WHAT YOU ARE ASKED TO DO –
The expected output is each line below containing "总运行时间低位", copied in full.

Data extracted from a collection

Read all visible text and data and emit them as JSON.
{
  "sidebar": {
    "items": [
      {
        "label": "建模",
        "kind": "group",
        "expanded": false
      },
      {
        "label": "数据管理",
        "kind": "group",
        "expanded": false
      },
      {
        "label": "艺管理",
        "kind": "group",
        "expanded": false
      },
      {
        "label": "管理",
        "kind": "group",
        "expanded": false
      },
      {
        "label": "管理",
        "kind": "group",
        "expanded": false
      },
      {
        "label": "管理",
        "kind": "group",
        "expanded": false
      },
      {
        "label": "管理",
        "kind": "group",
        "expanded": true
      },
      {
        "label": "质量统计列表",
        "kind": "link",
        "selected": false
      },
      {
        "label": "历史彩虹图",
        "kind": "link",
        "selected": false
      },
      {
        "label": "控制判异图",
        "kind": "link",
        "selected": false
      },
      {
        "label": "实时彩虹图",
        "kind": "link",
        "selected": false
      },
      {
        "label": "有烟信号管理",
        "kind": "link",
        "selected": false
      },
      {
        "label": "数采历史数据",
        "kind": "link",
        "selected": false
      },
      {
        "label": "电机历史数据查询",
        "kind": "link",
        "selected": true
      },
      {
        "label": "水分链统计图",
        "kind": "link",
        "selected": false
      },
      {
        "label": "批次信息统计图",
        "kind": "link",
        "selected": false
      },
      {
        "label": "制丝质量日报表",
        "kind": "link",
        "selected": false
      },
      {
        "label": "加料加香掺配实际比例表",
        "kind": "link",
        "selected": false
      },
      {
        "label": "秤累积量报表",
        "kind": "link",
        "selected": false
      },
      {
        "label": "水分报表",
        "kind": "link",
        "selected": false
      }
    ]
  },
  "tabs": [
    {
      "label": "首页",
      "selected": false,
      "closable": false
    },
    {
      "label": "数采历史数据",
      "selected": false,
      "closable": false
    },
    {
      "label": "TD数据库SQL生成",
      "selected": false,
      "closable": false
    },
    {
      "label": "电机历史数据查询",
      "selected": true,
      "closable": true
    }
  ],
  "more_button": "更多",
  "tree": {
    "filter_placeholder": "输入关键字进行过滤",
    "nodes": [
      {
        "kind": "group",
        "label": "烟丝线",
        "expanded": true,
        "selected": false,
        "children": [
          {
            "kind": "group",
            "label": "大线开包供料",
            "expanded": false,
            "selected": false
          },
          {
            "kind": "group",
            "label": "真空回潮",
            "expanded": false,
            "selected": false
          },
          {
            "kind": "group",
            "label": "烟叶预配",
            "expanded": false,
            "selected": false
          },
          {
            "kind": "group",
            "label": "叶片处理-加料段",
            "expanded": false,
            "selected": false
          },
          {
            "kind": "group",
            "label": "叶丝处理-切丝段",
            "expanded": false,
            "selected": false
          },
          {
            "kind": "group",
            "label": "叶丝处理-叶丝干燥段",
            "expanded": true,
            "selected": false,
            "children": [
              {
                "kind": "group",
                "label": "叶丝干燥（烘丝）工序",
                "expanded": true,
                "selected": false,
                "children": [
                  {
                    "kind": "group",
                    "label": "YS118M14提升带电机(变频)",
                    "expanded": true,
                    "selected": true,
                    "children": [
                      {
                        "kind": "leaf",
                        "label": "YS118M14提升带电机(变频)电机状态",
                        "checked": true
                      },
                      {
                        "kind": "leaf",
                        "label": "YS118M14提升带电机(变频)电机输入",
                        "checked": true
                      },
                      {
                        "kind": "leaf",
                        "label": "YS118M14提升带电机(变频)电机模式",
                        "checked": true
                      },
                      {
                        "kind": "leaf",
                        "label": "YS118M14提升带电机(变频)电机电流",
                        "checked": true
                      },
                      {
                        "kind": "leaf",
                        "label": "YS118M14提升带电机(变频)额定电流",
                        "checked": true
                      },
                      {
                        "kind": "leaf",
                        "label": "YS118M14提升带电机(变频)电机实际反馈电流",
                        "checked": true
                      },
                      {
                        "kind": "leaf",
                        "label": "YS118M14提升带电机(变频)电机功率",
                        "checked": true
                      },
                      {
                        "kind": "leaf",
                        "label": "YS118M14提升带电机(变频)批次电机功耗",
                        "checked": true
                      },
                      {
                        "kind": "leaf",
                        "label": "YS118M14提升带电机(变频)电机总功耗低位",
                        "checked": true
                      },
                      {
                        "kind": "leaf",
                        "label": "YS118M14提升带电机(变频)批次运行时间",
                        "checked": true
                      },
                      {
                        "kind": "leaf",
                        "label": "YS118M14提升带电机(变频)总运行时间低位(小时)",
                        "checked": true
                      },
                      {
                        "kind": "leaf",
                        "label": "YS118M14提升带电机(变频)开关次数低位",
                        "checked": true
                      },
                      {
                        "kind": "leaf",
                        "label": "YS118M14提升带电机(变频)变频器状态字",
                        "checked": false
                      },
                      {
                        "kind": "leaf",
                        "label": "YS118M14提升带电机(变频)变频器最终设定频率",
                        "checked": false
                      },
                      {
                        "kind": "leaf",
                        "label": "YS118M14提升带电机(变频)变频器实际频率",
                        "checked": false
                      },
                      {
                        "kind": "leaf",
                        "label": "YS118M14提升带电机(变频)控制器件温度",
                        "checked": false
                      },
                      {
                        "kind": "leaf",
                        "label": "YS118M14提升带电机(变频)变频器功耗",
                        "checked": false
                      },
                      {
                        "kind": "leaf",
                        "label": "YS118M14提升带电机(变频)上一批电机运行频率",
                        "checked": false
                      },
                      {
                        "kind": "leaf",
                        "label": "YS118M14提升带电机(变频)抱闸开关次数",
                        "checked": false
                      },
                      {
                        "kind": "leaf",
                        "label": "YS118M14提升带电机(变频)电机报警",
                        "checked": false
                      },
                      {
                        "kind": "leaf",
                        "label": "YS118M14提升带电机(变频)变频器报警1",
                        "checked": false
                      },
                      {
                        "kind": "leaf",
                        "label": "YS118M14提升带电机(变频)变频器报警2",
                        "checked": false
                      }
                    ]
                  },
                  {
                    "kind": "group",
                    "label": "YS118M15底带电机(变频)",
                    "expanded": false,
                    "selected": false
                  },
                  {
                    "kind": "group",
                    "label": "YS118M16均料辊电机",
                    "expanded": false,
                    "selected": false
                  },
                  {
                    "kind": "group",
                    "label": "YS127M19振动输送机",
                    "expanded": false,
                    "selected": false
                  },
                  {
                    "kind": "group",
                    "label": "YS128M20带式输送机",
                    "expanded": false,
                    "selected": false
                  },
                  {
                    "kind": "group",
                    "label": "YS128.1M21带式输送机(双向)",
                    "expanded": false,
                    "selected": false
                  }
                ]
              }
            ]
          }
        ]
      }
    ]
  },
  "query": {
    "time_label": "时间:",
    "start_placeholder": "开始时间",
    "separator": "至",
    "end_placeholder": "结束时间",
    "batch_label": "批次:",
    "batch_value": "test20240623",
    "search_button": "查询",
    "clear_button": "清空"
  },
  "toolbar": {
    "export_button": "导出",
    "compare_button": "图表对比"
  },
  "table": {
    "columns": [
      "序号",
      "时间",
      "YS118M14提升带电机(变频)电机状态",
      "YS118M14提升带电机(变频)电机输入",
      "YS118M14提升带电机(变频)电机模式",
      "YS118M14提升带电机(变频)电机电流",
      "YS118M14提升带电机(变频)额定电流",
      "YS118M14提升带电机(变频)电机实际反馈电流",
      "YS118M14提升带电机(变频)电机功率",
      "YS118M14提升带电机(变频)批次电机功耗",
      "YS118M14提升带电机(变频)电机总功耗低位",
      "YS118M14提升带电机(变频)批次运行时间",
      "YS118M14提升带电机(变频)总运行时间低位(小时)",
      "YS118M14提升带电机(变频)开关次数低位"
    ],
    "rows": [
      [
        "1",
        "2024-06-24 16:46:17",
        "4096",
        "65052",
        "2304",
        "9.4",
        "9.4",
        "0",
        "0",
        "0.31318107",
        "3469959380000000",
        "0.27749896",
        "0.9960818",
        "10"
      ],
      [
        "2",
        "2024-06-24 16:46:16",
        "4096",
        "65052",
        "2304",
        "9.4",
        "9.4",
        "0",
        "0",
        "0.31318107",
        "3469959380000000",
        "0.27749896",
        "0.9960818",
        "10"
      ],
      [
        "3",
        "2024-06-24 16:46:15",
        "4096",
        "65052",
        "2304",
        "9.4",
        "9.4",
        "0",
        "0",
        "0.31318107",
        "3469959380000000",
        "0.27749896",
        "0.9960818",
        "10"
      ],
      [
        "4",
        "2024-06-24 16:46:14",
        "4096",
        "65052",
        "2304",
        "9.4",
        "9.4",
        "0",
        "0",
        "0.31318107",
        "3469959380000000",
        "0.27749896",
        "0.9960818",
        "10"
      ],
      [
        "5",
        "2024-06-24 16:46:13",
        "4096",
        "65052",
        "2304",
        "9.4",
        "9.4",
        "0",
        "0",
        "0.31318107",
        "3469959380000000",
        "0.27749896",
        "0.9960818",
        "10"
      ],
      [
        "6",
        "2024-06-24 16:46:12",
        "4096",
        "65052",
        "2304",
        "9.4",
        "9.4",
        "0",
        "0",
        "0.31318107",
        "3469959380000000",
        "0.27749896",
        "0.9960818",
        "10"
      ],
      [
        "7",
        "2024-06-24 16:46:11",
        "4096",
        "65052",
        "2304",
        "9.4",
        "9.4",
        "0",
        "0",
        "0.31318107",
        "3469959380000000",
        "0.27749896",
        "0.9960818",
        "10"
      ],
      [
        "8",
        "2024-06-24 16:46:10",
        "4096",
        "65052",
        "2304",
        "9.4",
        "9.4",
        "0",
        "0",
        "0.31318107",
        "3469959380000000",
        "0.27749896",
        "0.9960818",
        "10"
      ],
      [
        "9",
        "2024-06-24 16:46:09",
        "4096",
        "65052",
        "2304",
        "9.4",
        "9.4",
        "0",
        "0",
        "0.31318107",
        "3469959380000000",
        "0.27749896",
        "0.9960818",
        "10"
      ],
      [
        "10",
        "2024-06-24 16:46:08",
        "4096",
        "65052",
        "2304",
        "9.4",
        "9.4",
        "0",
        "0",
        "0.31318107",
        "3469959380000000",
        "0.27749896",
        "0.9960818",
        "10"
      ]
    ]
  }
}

TASK OUTPUT –
                        "label": "YS118M14提升带电机(变频)总运行时间低位(小时)",
      "YS118M14提升带电机(变频)总运行时间低位(小时)",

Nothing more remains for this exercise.